The Family premieres tonight on ABC, and the dark drama about a missing boy’s mysterious return packs plenty of unanswered questions. Luckily, the show's star Floriana Lima will be snooping around to get to the bottom of things onscreen. She plays reporter Bridey Cruz in the series, and her character is on a mission to uncover details about strange happenings surrounding the show’s titular family, the Warrens. And as their community starts to piece things together, even more questions emerge.
“It’s very soapy, and there are a lot of webs of drama,” Lima told InStyle during a recent visit to our New York City offices. “It’s kind of like House of Cards meets Scandal meets Grey’s Anatomy, only without anything medical going on.” So, what is going on? Lima filled us in. “Joan Allen plays Claire Warren, the mayor of a small town in Maine, and her son was kidnapped when he was eight,” she said. “Now, cut to 10 years later—present day—when he comes back after everyone thought he was dead.”
It sounds like a story that should have a happy ending, but the reunion isn’t quite as joyous as you’d imagine. “There’s something sketchy about the way he resurfaces, and it only gets more intense,” said Lima, whose character is “trying to figure out the crime of it all.” Before tonight’s series premiere, here are three reasons we can’t get enough of the star behind The Family’s kickass reporter.
1. She’s not afraid to take on a challenge.
Lima’s character, Bridey, dates women—and trying to accurately depict her sexuality onscreen was a learning experience for the star. “Playing a lesbian is exciting, but it was also a challenge for me,” she said. “I had never done an on-screen love scene with a woman, and it was totally intimidating because there’s some vulnerability with really going there.”

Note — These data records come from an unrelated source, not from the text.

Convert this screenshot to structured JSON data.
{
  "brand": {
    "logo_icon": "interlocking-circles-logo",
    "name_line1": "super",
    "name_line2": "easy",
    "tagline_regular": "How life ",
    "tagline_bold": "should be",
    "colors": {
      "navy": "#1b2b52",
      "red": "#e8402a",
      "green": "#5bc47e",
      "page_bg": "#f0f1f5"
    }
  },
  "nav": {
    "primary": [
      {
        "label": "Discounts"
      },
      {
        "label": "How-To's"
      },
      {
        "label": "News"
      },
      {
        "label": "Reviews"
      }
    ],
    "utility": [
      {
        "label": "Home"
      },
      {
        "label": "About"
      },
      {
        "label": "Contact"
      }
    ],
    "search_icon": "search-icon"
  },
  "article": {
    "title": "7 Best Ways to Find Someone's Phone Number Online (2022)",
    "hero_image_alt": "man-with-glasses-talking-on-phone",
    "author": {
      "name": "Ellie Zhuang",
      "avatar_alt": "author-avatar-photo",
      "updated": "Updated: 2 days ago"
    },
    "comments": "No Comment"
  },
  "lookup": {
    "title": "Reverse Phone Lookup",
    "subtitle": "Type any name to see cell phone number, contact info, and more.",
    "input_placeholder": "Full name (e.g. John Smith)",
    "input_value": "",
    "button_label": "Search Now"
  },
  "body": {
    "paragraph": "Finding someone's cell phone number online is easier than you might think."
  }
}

2. She’s a huge advocate for girl power.
While Lima was determined to portray her character’s sexuality the right way, she also wanted Bridey’s strong feminine voice to shine through. “I’m all about female empowerment,” she said. “And I think we are pushing more envelopes with this show. You might think these women would be more demure and prudish, but they’re not.” Lima credits the show’s creator, Jenna Bans, with developing such bold and unpredictable characters. “She wrote underneath Shonda [Rhimes] on Grey’s Anatomy and Scandal for eight years, so she’s in that same head space of wanting to empower women,” said Lima. “It is a very female-driven show—especially with Joan Allen playing the matriarch.”
3. She knows who she is—and who she wants to become.
For Lima, things are just getting better with age. “Each year, I start to realize that I know myself more and I like myself more,” she said. “In my twenties, I was trying to fit into so many different molds and figuring out who I was. But now, I’m a lot more comfortable in my skin—and I’m not going to stand for certain things now that I did back then.” Lima’s goals for the future? “In my thirties, I want to be more raw and put less into my everyday appearance,” she said. “And when I talk to people, I’ve started to just be myself. I used to have a facade, but now if they don’t like me, they don’t like me. I’m not going to act every single day of my life.”